The UARS satellite describes a non-sun-synchronous orbit. If the orbit were sun-synchronous, then the observation of each latitude in each orbit would correspond to two fixed local times (one for ascending and one for descending orbits). This is not the case and each day corresponds to a drift in local time of some 20 minutes.
In some 30 days, then, ascending and descending node observations
will cover all local times. In practice, the geometry is not that
simple, but most local times will be sampled at most latitudes.
If all variation in the signal were diurnal, these monthly observations
would directly show the local time dependence of the NO2
signal. In practice, this local time variation is combined with other

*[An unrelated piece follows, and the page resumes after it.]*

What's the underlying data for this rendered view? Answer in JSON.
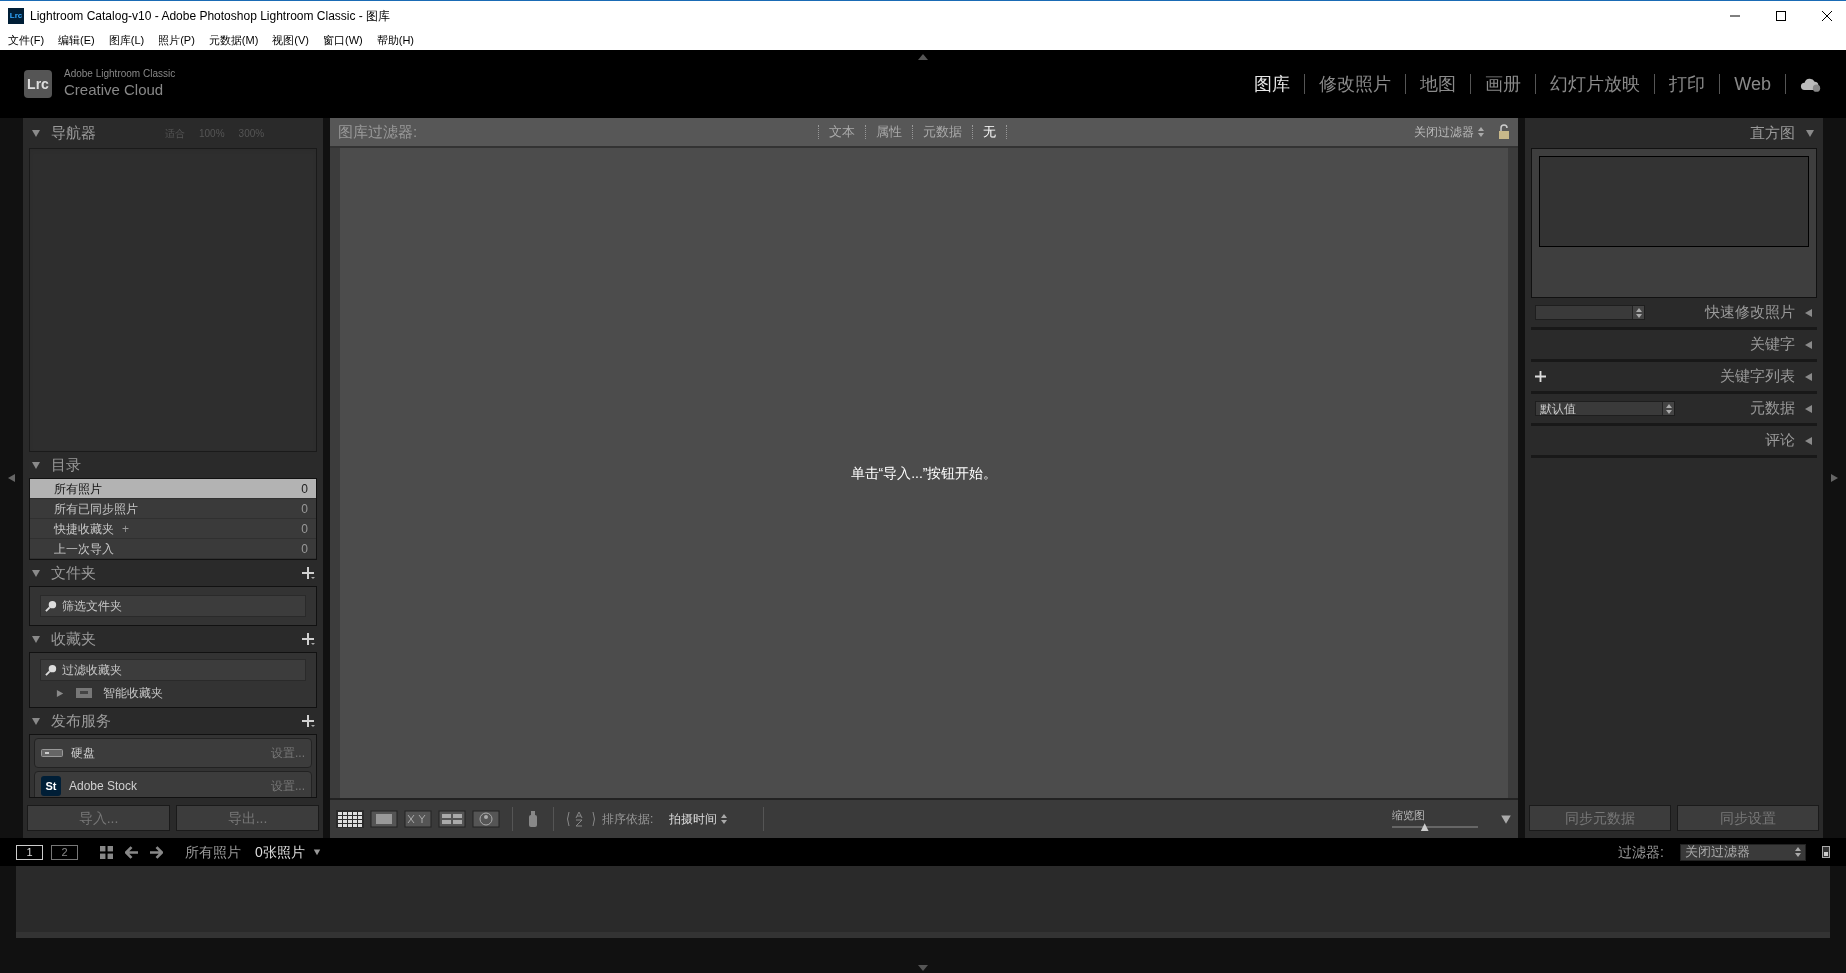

time variation of the signal and is
If we take the results of a Grose model run and evaluate the field at longitude zero over the course of a month or so, we see the basic results:
So, we see that at least in the Grose model case, the diurnal variation of NO2 is easily recovered from asynoptic data such as we can obtain from a satellite. We can then apply this to the CLAES instrument aboard the UARS satellite:
We see qualitatively that the actual and model data agree well in their diurnal signal.